to the side of the antennas: 1600 kHz., Cushing,
OK to the due East came in about 3 dB better on
the North antenna; 960-Enid OK, to the West-Northwest
also came in better on the North antenna by about
2 or 3 dB.
With the exception of the slope
of the ground (DX shack at crest of gentle hill,
each antenna sloping parallel to the ground downward
about ten vertical feet over the 500 foot length)
the two antennas were virtually identical, but running
in opposite directions. Given that the signals were
fairly equal on both antennas and that the measuring
instrument (NRD 535 S-Meter) was fairly crude, precise
results were not expected. In fact, the relative
strength measurements of the stations to the SOUTH
were about exactly what I expected: two of the three
stations were stronger on the southerly antenna
by 3 to 6 dB. The measurements of stations to the
North, however, presented a real surprise: four
(580, 1280, 1330 and 1580) were 3 to 6 dB stronger
on the South Beverage that pointed away from
them. This was so surprising to me that I exchanged
the two lead-in + impedance transformer combinations
prior to taking the second set of measurements.
The results were identical except for a 3 dB drop
in the 580 kHz. reading.
One could still argue that, for
some reason, the southern Beverage was just "working"
better. That was my reason to measure the only two
nearby signals that come in from nearly straight
East and West. As you see from the note above, the
two side signals were both received better on the
Just exactly why these anomalous
readings came about could be the subject of endless
speculation. Happily, that discussion is not at
all relevant to the purpose of this particular field
test. The goal was to determine whether the backside
losses of relatively short Beverages were negligible
or large enough to be significant when forced to
DX "over the shoulder." Based on this
comparison test, I feel comfortable using a short
Beverage and DXing over my shoulder, when better,
more classic arrangements are not possible.
Above is a two-layer photo-montage
of the new campsites now under construction at Grayland
Beach State Park on the Pacific Coast on Washington
State. Foot and vehicular traffic on the beach,
even at night, prevents us from running antennas
on the beach itself. As you may note from the montage,
the new campsites are too close to the beach to
allow us to deploy a full array of classic "direct"
terminated Beverages from any single new campsite
in the park.
The array of blue lines at the
upper-right of the montage indicate a deployment
of the three beverage pattern that we find most

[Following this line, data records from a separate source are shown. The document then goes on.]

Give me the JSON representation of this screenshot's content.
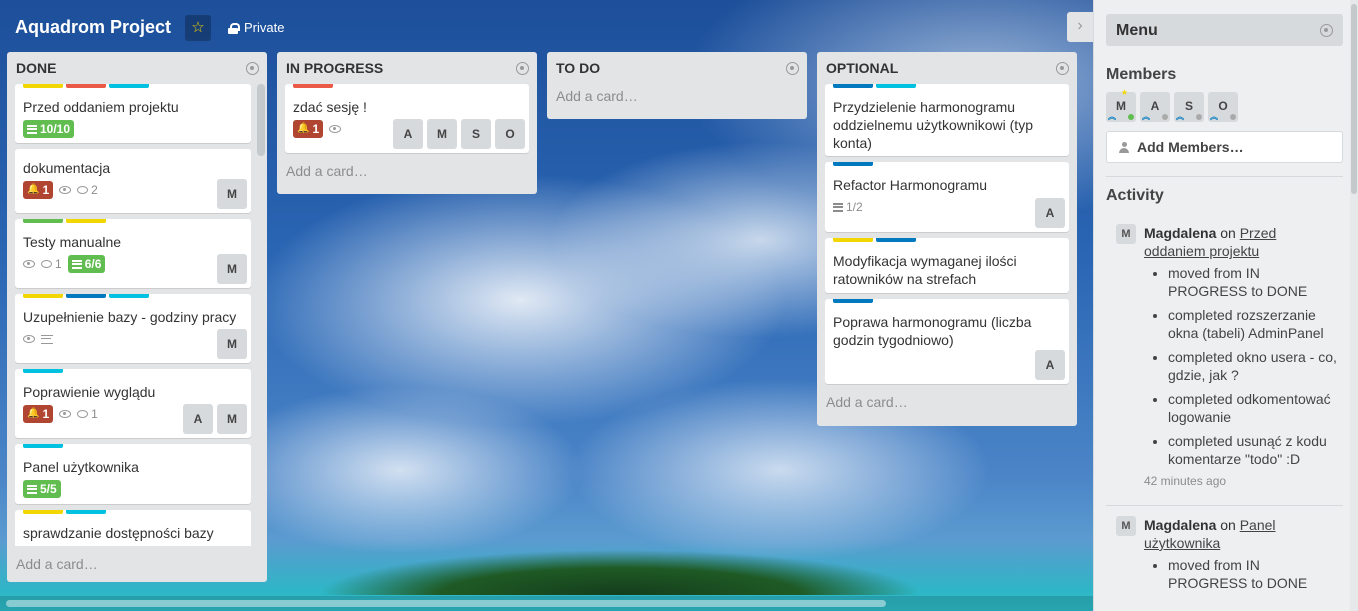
{
  "board": {
    "title": "Aquadrom Project",
    "visibility": "Private"
  },
  "colors": {
    "yellow": "#f2d600",
    "red": "#eb5a46",
    "cyan": "#00c2e0",
    "green": "#61bd4f",
    "blue": "#0079bf",
    "due_red": "#b04632"
  },
  "lists": [
    {
      "title": "DONE",
      "add_card": "Add a card…",
      "cards": [
        {
          "labels": [
            "yellow",
            "red",
            "cyan"
          ],
          "title": "Przed oddaniem projektu",
          "checklist": "10/10",
          "members": []
        },
        {
          "labels": [],
          "title": "dokumentacja",
          "due": "1",
          "watch": true,
          "comments": "2",
          "members": [
            "M"
          ]
        },
        {
          "labels": [
            "green",
            "yellow"
          ],
          "title": "Testy manualne",
          "watch": true,
          "comments": "1",
          "checklist": "6/6",
          "members": [
            "M"
          ]
        },
        {
          "labels": [
            "yellow",
            "blue",
            "cyan"
          ],
          "title": "Uzupełnienie bazy - godziny pracy",
          "watch": true,
          "description": true,
          "members": [
            "M"
          ]
        },
        {
          "labels": [
            "cyan"
          ],
          "title": "Poprawienie wyglądu",
          "due": "1",
          "watch": true,
          "comments": "1",
          "members": [
            "A",
            "M"
          ]
        },
        {
          "labels": [
            "cyan"
          ],
          "title": "Panel użytkownika",
          "checklist": "5/5",
          "members": []
        },
        {
          "labels": [
            "yellow",
            "cyan"
          ],
          "title": "sprawdzanie dostępności bazy przy logowaniu",
          "members": []
        }
      ]
    },
    {
      "title": "IN PROGRESS",
      "add_card": "Add a card…",
      "cards": [
        {
          "labels": [
            "red"
          ],
          "title": "zdać sesję !",
          "due": "1",
          "watch": true,
          "members": [
            "A",
            "M",
            "S",
            "O"
          ]
        }
      ]
    },
    {
      "title": "TO DO",
      "add_card": "Add a card…",
      "cards": []
    },
    {
      "title": "OPTIONAL",
      "add_card": "Add a card…",
      "cards": [
        {
          "labels": [
            "blue",
            "cyan"
          ],
          "title": "Przydzielenie harmonogramu oddzielnemu użytkownikowi (typ konta)",
          "members": []
        },
        {
          "labels": [
            "blue"
          ],
          "title": "Refactor Harmonogramu",
          "checklist_plain": "1/2",
          "members": [
            "A"
          ]
        },
        {
          "labels": [
            "yellow",
            "blue"
          ],
          "title": "Modyfikacja wymaganej ilości ratowników na strefach",
          "members": []
        },
        {
          "labels": [
            "blue"
          ],
          "title": "Poprawa harmonogramu (liczba godzin tygodniowo)",
          "members": [
            "A"
          ]
        }
      ]
    }
  ],
  "sidebar": {
    "menu_title": "Menu",
    "members_title": "Members",
    "members": [
      "M",
      "A",
      "S",
      "O"
    ],
    "add_members": "Add Members…",
    "activity_title": "Activity",
    "activity": [
      {
        "avatar": "M",
        "user": "Magdalena",
        "on": "on",
        "card": "Przed oddaniem projektu",
        "items": [
          "moved from IN PROGRESS to DONE",
          "completed rozszerzanie okna (tabeli) AdminPanel",
          "completed okno usera - co, gdzie, jak ?",
          "completed odkomentować logowanie",
          "completed usunąć z kodu komentarze \"todo\" :D"
        ],
        "time": "42 minutes ago"
      },
      {
        "avatar": "M",
        "user": "Magdalena",
        "on": "on",
        "card": "Panel użytkownika",
        "items": [
          "moved from IN PROGRESS to DONE"
        ],
        "time": ""
      }
    ]
  }
}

effective for DXing from the Pacific Coast (NW,
West, SW). Each antenna, as indicated is 500 feet
long. The antenna running to the NNW is a classic
terminated Beverage, the other two are "Over

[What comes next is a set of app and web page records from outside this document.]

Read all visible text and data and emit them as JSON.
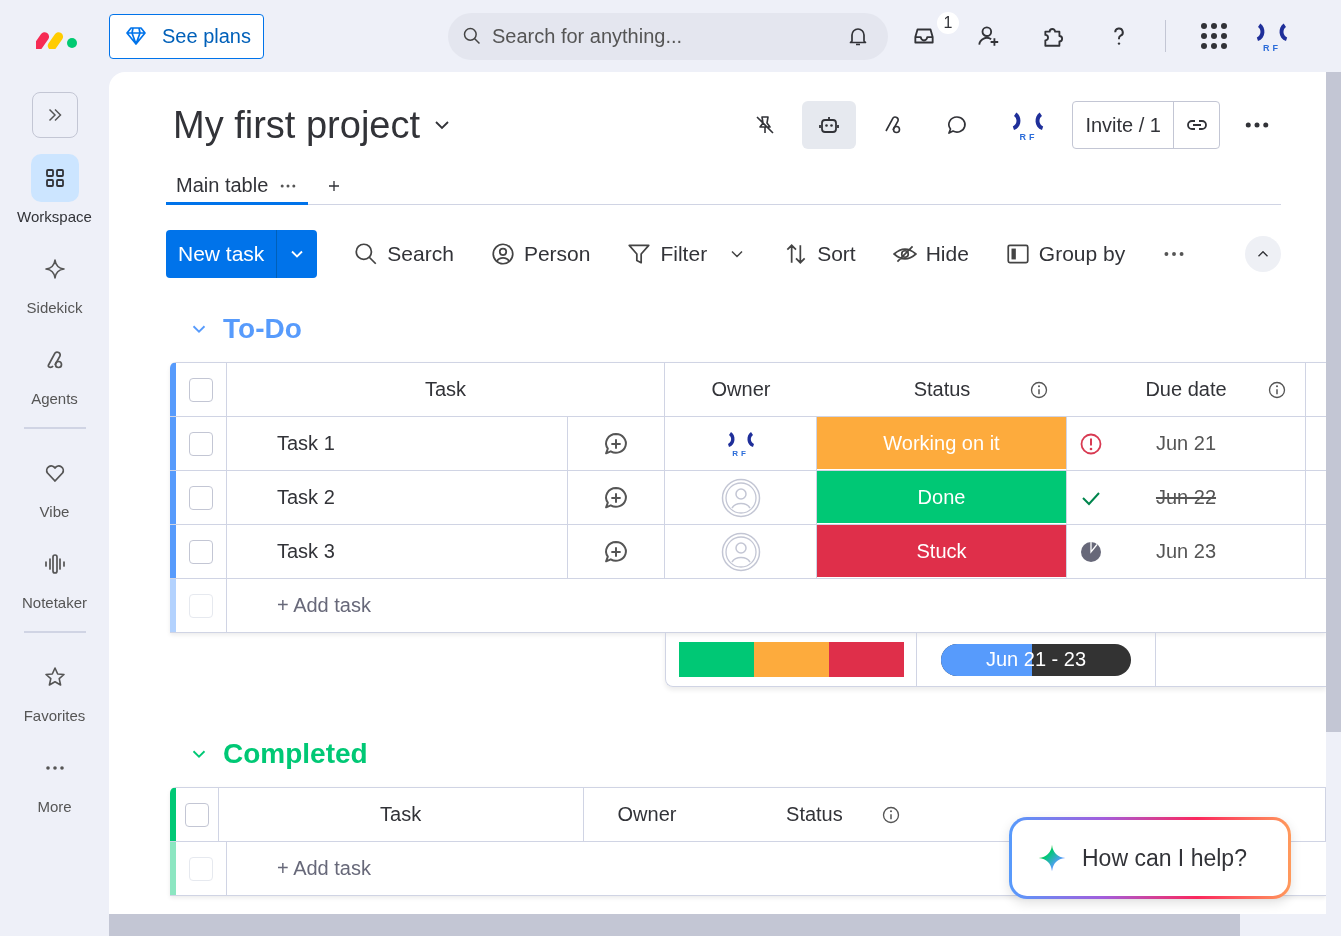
{
  "top_bar": {
    "plans_button": "See plans",
    "search": {
      "placeholder": "Search for anything..."
    },
    "inbox_badge": "1",
    "avatar_label": "RF"
  },
  "sidebar": {
    "sections": [
      [
        {
          "label": "Workspace",
          "selected": true
        },
        {
          "label": "Sidekick",
          "selected": false
        },
        {
          "label": "Agents",
          "selected": false
        }
      ],
      [
        {
          "label": "Vibe",
          "selected": false
        },
        {
          "label": "Notetaker",
          "selected": false
        }
      ],
      [
        {
          "label": "Favorites",
          "selected": false
        },
        {
          "label": "More",
          "selected": false
        }
      ]
    ]
  },
  "board": {
    "title": "My first project",
    "header_tools": [
      {
        "selected": false
      },
      {
        "selected": true
      },
      {
        "selected": false
      },
      {
        "selected": false
      }
    ],
    "avatar_label": "RF",
    "invite_button": "Invite / 1",
    "tabs": [
      {
        "label": "Main table",
        "selected": true
      }
    ],
    "toolbar": {
      "new_button": "New task",
      "items": [
        "Search",
        "Person",
        "Filter",
        "Sort",
        "Hide",
        "Group by"
      ]
    },
    "groups": [
      {
        "title": "To-Do",
        "color": "#579bfc",
        "expanded": true,
        "all_checked": false,
        "columns": [
          "Task",
          "Owner",
          "Status",
          "Due date"
        ],
        "rows": [
          {
            "name": "Task 1",
            "checked": false,
            "owner": {
              "kind": "avatar",
              "label": "RF"
            },
            "status": {
              "label": "Working on it",
              "color": "#fdab3d"
            },
            "due": {
              "date": "Jun 21",
              "kind": "overdue"
            }
          },
          {
            "name": "Task 2",
            "checked": false,
            "owner": {
              "kind": "empty"
            },
            "status": {
              "label": "Done",
              "color": "#00c875"
            },
            "due": {
              "date": "Jun 22",
              "kind": "done"
            }
          },
          {
            "name": "Task 3",
            "checked": false,
            "owner": {
              "kind": "empty"
            },
            "status": {
              "label": "Stuck",
              "color": "#df2f4a"
            },
            "due": {
              "date": "Jun 23",
              "kind": "pending"
            }
          }
        ],
        "add_row": {
          "label": "+ Add task",
          "checked": false
        },
        "summary": {
          "status_segments": [
            {
              "color": "#00c875"
            },
            {
              "color": "#fdab3d"
            },
            {
              "color": "#df2f4a"
            }
          ],
          "date_range": {
            "label": "Jun 21 - 23",
            "level": 0.48
          }
        }
      },
      {
        "title": "Completed",
        "color": "#00c875",
        "expanded": true,
        "all_checked": false,
        "columns": [
          "Task",
          "Owner",
          "Status"
        ],
        "add_row": {
          "label": "+ Add task",
          "checked": false
        }
      }
    ]
  },
  "assistant": {
    "prompt": "How can I help?"
  }
}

the Shoulder" unterminated affairs.
Finally, some readers will surely
ask why we do not simply adopt more compact beach-side
antennas, such as the K9AY, Flag or KAZ large loops.

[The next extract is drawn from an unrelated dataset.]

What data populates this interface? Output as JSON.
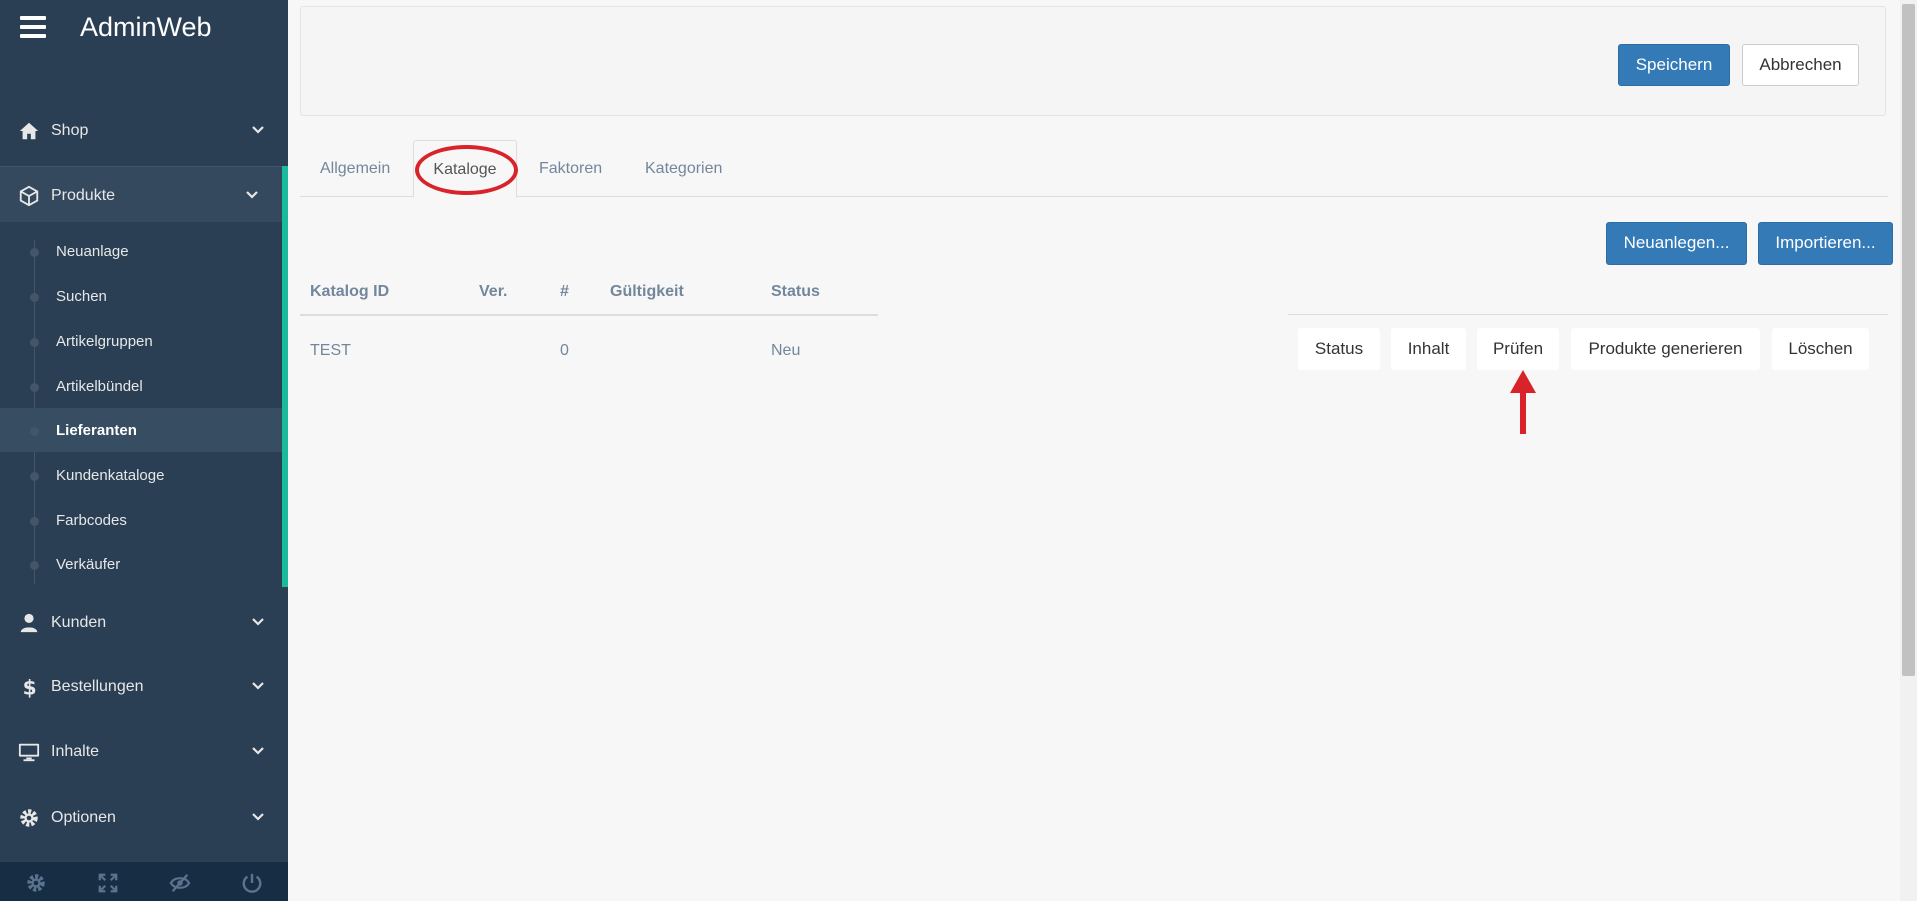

We have done some rather careful comparisons between
these antennas and our normal Grayland Beverage
array and have repeatedly found that the Beverages
were superior. This was true even when the same
antenna comparisons had been judged "similar/equal"
at inland locations. Additional comparisons will
be made this summer and fall.
Published on March